The high cost and underdeveloped state of these tools are also concerns. Despite these limitations, there is optimism about future improvements. One comment pointed out, “In a few years, these problems might be a foregone conclusion, and then most of my time would be spent just supervising the AI’s code.” 

Overall, while AI tools are seen as quite beneficial, like this comment suggests: “AI is my best friend.” However, there is a clear need for continued advancements to fully realize their potential in test automation.

AI efficiency gains in Test Management

Several respondents praised AI tools like ChatGPT and Copilot as valuable aids in planning and brainstorming. One test manager highlighted, “ChatGPT, Copilot, etc., are very nice sparring partners when thinking about things to take into consideration. It was a great help in putting together a test plan for a project.” Another test manager had similar thoughts, noting that AI can provide a comprehensive framework for QA plans, which significantly speeds up the process of creating customer or product-specific plans.

However, the comments also pointed out that AI tools have their limitations and cannot fully replace human insight and detailed understanding. One respondent mentioned, “AI solutions today produce quite a comprehensive list of things, but they can not replace human thinking and knowledge of specifics.” 

Additionally, some test managers observed that the current maturity level of testing tools in their organization might limit the potential benefits of AI. As one put it, “I guess the testing maturity and tooling in the organization is not at the moment on the level that AI assisting tools would bring much more benefits.” 

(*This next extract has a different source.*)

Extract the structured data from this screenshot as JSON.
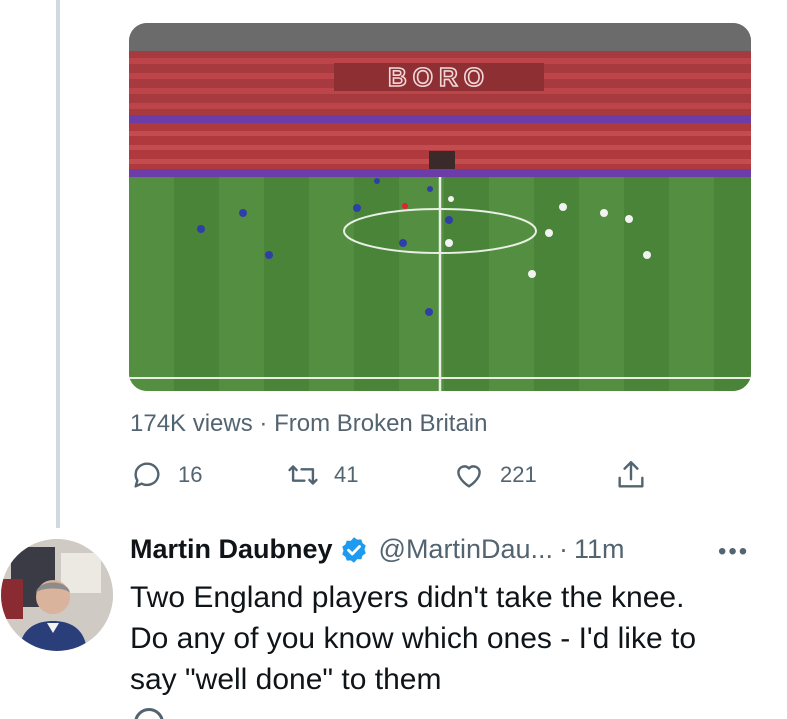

These insights suggest that while AI tools are useful for certain aspects of test management, their full potential is yet to be realized, especially in environments that are still developing their testing infrastructure.

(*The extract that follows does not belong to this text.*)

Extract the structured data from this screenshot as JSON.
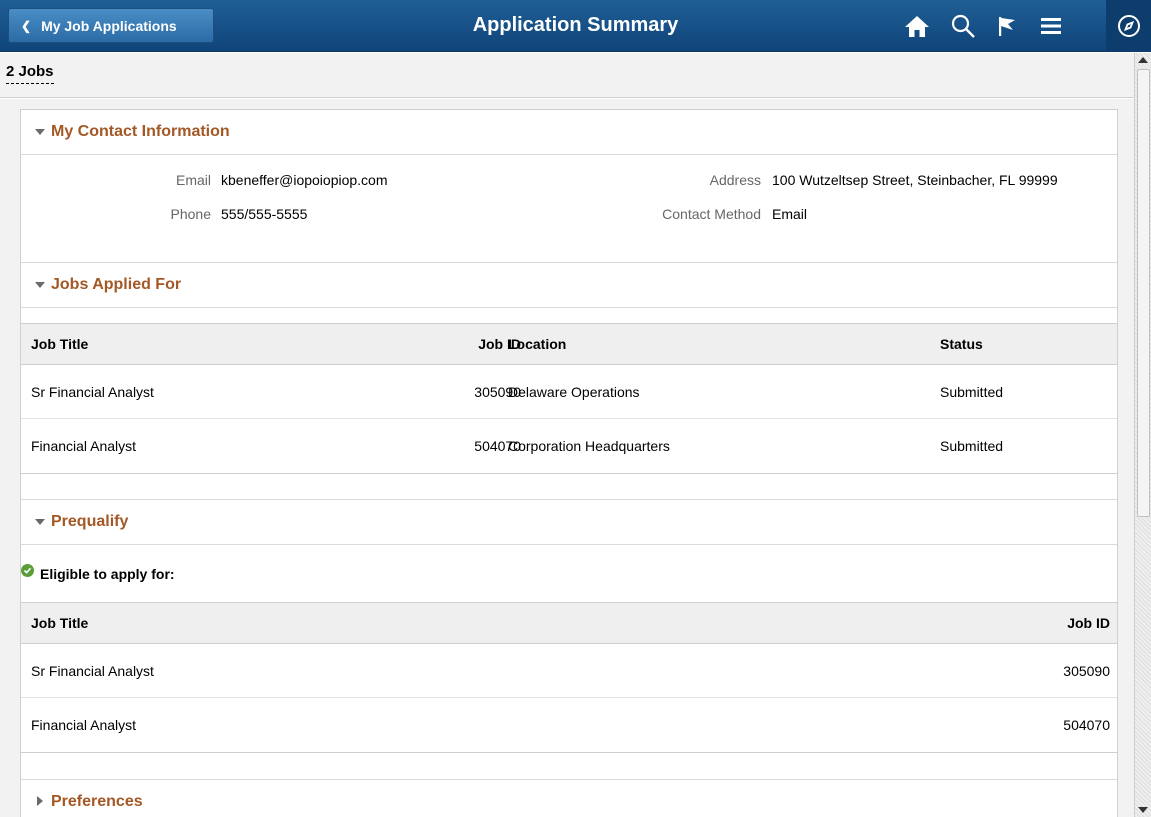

Comparison of those who have used AI assisted testing tools and those who haven’t

52% of the respondents had used AI tools in their work. What comes to the current state, the comparison is naturally false as the rest don’t have real world experience. What is interesting though is that those who haven’t used the tools also believe the efficiency gains would have been smaller compared to the group who have used them. 

Those who have used AI tools are also significantly more optimistic about future efficiency gains. This optimism gap suggests that firsthand experience with AI tools positively influences perceptions of their value. It implies that increasing exposure and hands-on experience with AI tools could shift overall sentiment more favorably. 

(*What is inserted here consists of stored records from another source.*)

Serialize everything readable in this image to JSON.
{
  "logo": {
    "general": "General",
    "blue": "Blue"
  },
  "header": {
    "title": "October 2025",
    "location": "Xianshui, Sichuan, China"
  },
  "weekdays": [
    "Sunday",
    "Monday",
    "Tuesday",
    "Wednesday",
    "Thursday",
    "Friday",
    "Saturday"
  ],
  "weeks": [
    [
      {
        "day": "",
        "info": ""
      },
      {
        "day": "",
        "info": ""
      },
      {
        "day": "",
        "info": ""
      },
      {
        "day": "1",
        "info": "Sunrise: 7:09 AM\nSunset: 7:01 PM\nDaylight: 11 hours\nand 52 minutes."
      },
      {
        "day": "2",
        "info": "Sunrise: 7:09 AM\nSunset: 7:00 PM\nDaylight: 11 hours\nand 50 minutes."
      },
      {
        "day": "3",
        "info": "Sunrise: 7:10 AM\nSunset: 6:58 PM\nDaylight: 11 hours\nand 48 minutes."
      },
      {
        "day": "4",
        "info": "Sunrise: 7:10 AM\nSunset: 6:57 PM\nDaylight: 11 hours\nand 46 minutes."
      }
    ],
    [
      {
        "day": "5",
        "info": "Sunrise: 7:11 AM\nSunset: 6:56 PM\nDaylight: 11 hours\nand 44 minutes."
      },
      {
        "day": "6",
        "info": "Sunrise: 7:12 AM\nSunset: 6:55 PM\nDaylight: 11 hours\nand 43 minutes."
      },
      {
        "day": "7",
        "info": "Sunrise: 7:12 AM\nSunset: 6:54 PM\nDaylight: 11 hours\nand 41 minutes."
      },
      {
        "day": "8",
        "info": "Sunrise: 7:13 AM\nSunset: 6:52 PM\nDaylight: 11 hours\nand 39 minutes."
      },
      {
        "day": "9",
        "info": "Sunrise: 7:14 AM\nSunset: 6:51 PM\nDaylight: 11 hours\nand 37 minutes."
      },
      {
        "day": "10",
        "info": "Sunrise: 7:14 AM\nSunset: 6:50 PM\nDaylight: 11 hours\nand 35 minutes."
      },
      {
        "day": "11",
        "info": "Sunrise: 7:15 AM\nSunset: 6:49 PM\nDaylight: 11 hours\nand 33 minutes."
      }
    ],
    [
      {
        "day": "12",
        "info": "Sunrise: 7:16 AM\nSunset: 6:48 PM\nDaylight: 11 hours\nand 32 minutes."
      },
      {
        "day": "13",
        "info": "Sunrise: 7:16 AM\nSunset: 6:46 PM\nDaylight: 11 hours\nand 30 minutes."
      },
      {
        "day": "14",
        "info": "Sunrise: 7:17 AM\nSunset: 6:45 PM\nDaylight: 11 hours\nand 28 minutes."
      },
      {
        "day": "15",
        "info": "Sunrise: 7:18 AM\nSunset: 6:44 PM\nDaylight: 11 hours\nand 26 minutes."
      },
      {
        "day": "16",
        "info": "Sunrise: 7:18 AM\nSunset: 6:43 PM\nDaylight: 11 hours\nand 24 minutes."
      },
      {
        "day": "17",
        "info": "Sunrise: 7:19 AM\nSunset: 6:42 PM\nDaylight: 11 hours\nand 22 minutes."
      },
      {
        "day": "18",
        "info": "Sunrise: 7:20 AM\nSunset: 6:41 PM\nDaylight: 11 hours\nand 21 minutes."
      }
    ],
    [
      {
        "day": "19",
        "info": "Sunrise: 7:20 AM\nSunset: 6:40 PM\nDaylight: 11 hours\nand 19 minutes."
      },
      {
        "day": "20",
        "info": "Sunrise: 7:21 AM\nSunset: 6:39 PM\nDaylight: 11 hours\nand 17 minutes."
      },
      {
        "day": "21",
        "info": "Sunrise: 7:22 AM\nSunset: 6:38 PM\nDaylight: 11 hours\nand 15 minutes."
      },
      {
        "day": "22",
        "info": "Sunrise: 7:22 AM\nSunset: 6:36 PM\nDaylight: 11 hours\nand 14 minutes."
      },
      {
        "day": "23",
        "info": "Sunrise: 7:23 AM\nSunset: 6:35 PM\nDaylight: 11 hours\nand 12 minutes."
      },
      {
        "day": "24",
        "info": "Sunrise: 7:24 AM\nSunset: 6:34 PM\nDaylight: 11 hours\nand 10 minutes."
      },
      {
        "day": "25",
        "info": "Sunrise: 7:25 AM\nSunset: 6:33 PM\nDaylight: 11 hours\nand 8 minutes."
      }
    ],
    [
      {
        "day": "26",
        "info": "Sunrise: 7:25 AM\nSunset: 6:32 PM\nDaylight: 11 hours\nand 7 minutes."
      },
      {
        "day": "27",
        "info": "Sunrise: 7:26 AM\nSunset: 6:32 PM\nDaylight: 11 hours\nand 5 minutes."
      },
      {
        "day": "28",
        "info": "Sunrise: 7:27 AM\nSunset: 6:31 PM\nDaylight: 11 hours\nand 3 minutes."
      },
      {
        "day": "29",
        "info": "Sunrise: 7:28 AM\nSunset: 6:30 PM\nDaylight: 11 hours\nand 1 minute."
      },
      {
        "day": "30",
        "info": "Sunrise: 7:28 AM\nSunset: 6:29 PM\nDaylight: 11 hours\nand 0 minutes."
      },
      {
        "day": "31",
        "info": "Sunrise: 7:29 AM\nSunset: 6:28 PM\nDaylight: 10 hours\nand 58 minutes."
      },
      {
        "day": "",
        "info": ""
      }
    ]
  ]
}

Naturally worth noting is that the ones who haven’t used the tools are mostly software testers and test management specialists who arguably can benefit less from AI tools at the moment in their work. 


Among the respondents, 52% are already using these tools, and they estimate an average efficiency improvement of 29% in their work. Test automation experts show the highest usage and most positive outlook on AI tools, whereas software testers remain more skeptical. Despite the optimism about efficiency gains, there is a shared belief that the rate of improvement may slow over time. These estimations are inherently uncertain, reflecting best guesses and personal opinions.

Analysis of different roles reveals that while test automation specialists are the most active users of AI tools, software testers have yet to adopt them widely, likely due to perceived lesser gains. Test management data, although limited, indicates moderate usage. The comments illustrate a range of experiences and expectations, from the ease of automating routine tasks and generating test cases to frustrations with the current maturity of AI tools. 

Overall, with the exception of software testers, AI tools are seen as beneficial at the moment at VALA. In the future, VALA people, also software testers, believe efficiency gains will further increase, approximately 40% from now.